Things are looking good so far. As expected, the GC behavior is a bit more incremental in 4.2's V8, but the rate of reaching our configured heap limit has not materially changed from 0.10.

I would propose to gradually roll out 4.2 to a few more RESTBase nodes today. I think @mobrovac and @akosiaris are also considering to upgrade the scb cluster, which is currently running the mobile content service.

According to logstash, the heap limit is reached less often on nodes running 4.2.

Current migration status in Eqiad:

  • 1001 - 1004: node 0.10
  • 1005 - 1009: node 4.2

GC behavior continues to look better for 4.2 than 0.10:

Peak memory usage is higher than with 0.10, but collections generally seem to happen in time, without violating the threshold:

Mean heap usage has barely changed.

Just to be sure, I think it's worth waiting for another day before committing RESTBase to 4.2 by switching over 1001 - 1004.

Per T123297, the remaining nodes have been switched to 4.2, but they have not been restarted. To be on the safe side, I think we should temporarily revert 1001-1004 to 0.10 until we are ready to migrate & restart the remaining nodes in an orderly manner.

It seems that somebody removed my access to those nodes, so I can't do this myself.

mobrovac closed this task as Resolved.Jan 12 2016, 8:17 PM
mobrovac claimed this task.

All of the remaining nodes (restbase100[1-4] and restbase200x) have now been switched to Node 4.2 and RESTBase has been restarted there.

@mobrovac, could you update the staging cluster as well?

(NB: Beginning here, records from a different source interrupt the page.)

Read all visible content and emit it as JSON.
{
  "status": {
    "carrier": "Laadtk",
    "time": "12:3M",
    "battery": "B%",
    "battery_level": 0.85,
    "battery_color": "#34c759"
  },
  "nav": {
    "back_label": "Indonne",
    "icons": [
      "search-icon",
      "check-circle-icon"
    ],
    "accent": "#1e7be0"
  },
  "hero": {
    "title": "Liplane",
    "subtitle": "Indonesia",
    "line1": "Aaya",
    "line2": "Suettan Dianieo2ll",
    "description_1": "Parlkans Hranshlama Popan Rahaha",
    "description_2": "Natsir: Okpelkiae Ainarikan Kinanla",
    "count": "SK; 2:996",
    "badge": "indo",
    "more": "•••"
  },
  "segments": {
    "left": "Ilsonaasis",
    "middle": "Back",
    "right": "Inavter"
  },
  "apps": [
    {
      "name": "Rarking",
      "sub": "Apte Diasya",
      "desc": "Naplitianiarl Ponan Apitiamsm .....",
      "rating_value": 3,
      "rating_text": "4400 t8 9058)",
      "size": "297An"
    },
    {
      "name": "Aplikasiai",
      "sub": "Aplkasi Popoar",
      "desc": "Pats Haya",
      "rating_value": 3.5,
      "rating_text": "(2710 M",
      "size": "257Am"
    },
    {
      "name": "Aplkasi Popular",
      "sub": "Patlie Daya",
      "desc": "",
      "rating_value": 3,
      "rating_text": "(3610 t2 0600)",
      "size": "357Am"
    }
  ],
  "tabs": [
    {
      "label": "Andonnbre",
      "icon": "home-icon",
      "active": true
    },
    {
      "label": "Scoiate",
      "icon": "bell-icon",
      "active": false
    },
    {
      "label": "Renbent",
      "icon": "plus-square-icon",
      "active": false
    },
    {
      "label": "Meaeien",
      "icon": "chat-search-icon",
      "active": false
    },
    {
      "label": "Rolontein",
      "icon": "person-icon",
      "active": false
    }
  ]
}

@mobrovac, could you update the staging cluster as well?

{{done}} for all 6 nodes in the staging cluster.

@mobrovac: Awesome, mille gazie!